9 Tips for When Non-ADHD Spouses Just Can’t Cope Anymore

Some days you just don’t have the energy to cope with your partner’s ADHD symptoms any more.  What can you do?  Here are nine tips to help you survive…

Keep your cool.  Blowing up will only hurt, compounding your image as a nag or unreasonable spouse.  This is not in your best interest, as it allows your partner to write you off rather than remain respectful.  So, instead of getting angry, let the issue (whatever it was)“slide past” you when you just don’t have the energy to deal with it calmly right then.

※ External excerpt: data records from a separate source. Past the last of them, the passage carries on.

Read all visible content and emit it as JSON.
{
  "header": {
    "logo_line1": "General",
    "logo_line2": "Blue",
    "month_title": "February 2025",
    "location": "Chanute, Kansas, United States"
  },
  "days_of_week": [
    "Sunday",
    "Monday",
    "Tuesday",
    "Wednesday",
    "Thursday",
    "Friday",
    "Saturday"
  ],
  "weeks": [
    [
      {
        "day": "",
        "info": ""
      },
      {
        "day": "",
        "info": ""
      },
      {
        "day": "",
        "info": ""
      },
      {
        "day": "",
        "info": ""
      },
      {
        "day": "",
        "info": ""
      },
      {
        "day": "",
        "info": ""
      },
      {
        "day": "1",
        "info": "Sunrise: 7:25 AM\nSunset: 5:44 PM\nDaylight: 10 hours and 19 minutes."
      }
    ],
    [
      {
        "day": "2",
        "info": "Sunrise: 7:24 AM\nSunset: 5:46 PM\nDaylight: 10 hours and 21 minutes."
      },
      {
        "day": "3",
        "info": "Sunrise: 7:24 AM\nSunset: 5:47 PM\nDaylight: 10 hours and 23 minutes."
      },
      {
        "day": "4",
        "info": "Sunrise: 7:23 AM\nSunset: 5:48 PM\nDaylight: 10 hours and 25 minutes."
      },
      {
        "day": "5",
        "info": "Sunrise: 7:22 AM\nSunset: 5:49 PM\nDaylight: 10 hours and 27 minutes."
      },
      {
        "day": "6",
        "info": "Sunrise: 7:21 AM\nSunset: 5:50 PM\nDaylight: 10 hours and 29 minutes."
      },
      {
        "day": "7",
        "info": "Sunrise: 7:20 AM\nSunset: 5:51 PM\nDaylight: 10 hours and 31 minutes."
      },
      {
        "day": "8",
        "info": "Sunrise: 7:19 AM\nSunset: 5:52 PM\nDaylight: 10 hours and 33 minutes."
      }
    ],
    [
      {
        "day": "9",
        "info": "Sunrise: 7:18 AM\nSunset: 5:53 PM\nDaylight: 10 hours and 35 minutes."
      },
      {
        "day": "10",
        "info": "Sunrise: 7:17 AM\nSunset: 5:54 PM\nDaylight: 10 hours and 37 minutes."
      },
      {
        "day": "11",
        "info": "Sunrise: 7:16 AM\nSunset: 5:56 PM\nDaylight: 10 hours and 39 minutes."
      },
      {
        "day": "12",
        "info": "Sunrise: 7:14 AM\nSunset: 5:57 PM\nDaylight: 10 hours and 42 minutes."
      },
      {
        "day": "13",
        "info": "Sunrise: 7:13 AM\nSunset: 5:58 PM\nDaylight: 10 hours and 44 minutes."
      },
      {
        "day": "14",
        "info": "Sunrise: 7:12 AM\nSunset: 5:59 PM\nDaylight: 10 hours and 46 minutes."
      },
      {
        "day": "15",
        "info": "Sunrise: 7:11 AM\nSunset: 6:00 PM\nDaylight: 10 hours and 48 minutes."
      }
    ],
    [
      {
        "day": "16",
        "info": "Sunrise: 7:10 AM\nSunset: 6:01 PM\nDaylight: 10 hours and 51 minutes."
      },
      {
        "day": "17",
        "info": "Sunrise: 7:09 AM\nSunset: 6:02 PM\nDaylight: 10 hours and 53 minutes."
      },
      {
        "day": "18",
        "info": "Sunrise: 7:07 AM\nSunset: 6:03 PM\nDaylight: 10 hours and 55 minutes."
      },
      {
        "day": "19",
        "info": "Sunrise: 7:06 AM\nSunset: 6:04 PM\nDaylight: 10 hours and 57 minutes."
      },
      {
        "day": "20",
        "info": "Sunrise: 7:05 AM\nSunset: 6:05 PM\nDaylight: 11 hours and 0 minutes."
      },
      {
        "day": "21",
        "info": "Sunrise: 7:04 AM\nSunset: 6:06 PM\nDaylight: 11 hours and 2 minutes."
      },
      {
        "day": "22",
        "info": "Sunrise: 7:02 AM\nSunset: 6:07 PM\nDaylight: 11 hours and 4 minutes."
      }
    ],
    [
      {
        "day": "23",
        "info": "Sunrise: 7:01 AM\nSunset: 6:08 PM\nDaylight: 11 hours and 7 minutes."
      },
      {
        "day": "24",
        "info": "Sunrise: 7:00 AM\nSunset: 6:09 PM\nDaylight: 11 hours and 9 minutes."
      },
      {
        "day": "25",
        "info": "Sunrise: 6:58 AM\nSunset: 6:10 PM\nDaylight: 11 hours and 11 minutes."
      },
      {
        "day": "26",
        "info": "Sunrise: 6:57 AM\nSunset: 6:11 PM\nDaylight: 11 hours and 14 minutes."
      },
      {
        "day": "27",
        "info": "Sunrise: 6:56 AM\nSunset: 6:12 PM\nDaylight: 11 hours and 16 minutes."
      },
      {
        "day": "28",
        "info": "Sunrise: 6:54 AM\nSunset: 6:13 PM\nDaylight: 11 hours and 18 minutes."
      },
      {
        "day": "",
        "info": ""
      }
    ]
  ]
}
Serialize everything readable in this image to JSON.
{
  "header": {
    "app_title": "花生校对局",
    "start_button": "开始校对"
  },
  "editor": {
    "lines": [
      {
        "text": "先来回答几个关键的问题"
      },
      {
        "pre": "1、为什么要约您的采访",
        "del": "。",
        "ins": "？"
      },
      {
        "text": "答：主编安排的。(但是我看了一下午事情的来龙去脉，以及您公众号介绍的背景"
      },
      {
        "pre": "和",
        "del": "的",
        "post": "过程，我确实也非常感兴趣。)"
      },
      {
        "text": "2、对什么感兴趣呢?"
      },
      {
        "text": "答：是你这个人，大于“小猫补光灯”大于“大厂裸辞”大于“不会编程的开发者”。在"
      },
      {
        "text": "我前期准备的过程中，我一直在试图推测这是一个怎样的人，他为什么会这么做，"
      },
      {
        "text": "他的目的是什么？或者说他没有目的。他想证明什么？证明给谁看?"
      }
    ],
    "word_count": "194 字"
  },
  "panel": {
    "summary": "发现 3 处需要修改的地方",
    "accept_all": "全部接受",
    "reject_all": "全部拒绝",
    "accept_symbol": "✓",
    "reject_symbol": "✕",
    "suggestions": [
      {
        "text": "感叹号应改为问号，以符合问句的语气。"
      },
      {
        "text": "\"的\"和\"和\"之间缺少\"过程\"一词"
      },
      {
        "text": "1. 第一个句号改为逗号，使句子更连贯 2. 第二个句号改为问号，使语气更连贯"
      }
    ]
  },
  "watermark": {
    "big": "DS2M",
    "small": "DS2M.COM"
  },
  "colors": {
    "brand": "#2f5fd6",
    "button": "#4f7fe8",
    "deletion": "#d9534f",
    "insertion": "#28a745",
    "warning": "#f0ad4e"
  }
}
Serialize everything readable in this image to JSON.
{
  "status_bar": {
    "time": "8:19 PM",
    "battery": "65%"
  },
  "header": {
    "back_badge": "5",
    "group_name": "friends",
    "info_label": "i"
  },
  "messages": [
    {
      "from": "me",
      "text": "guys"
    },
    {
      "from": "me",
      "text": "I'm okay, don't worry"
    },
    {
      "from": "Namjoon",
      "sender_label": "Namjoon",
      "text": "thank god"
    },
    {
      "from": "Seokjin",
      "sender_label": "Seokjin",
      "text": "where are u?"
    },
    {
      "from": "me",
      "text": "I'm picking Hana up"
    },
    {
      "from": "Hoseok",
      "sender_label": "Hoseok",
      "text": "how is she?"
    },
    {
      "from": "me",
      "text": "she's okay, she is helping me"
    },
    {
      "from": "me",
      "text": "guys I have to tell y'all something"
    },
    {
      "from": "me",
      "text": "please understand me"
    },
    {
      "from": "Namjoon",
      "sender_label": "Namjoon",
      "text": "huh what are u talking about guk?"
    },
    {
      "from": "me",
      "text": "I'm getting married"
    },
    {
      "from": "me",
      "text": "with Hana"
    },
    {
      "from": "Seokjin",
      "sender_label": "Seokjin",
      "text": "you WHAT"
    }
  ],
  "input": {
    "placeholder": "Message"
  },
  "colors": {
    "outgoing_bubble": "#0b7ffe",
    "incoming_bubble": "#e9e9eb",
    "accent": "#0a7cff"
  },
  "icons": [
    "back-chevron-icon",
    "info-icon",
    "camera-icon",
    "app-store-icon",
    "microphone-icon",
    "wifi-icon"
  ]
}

Jot it down.  Non-ADHD partners are sometimes slow to let things pass because thy fear their partner will “wander off” and that will be that.  Counteract this by jotting a note about what needs to be addressed so you can deal with it at a later time, perhaps with a counselor.  For example, you might write “late getting kids to school on Tuesday by 30 minutes” or “interrupted multiple times at dinner on Friday.”  After a while, you may see patterns that will help you convince your partner that his or her behavior is more difficult than they originally thought.

Do something nice for yourself / be selfish.  When faced with persistent ADHD symptoms, non-ADHD spouses tend to focus more and more on their ADHD spouse, rather then on themselves…to their detriment.  For example, in my case, the more unhappy I became, the more I started thinking about my husband -  what he wasn’t doing and should have been; how much his actions impacted our family; how inconsiderate he was, how unreliable he was, etc.  This meant I forgot about me – very unhealthy! So when things really get tough, do something for yourself – take a nap, do that project that’s been hanging over your head (unapologetically dump the kids on your spouse), get a massage, read a book in the local park, eat some really healthy food, go to bed early, or exercise.  All will improve your state of mind, the last (exercise) particularly so.  Or, as the ad says, “you deserve it!”

Insist on being heard…later.  When you are exhausted and frustrated is not the time to address difficult issues.  Wait until you are in a better frame of mind, then sit down with your partner and explain what you need - calmly.  You don’t want to give up on your needs, but neither do you wish to sabotage yourself by seeming unreasonable, angry or otherwise difficult to deal with.  (This sabotages you because it gives your partner an excuse to retreat – and nothing gets solved that way!)

Keep a journal.  Sometimes exhaustion is another form of not having any more ideas.  Writing in a journal can help you expose your feelings and explore alternate approaches to your problems.  It also can provide some much-needed quiet, self-focus time.  Writing in our forum is also a good way to get new ideas.

Find a friend.  Go out for dinner or drinks, take a walk together, visit a local museum.  Get a sitter if needed.  Knowing you have support helps you get through.  Too many non-ADHD partners isolate themselves as they struggle to work through their marital problems, maintain control of their lives and the house.

Listen.  When you’ve finally found the energy you need to interact again, make sure to listen.  All too often non-ADHD spouses get used to “ordering” their ADHD spouses around and don’t realize they aren’t really listening to their partner.  Converse, don’t order.  Listen and question.  This will encourage participation in your partner, and that can be enough to re-energize you.

If you can afford it, hire it out.  Get stuff off your plate by hiring it out.  Housework, yardwork, filing, decluttering and organizing, and babysitting can all be effectively hired out.  This type of delegation will help prevent future stress.

Create a plan.  The eight tips above should help you find more energy and new approaches.  Creating a plan about how to get out of your current slump will make you feel better.

For the longer term...

Eventually, it will help a great deal if you can explore and strengthen your boundaries.  Though this is hard work, it will help you stop any rescuing, parenting and enabling you may be doing with your partner.  The process of creating stronger boundaries includes looking at your own values, placing your wants, desires and deal breakers into a hierarchy so that you can determine what you must fight for and what you can let go or negotiate...and then aligning your actions with what you've discovered.  That's the hardest part, of course, because it's easy to get sucked into the chaos of your household and the issues your partner faces.  But, ultimately, you will feel better and be healthier if you are able to keep enough attention on your own behaviors and your own needs.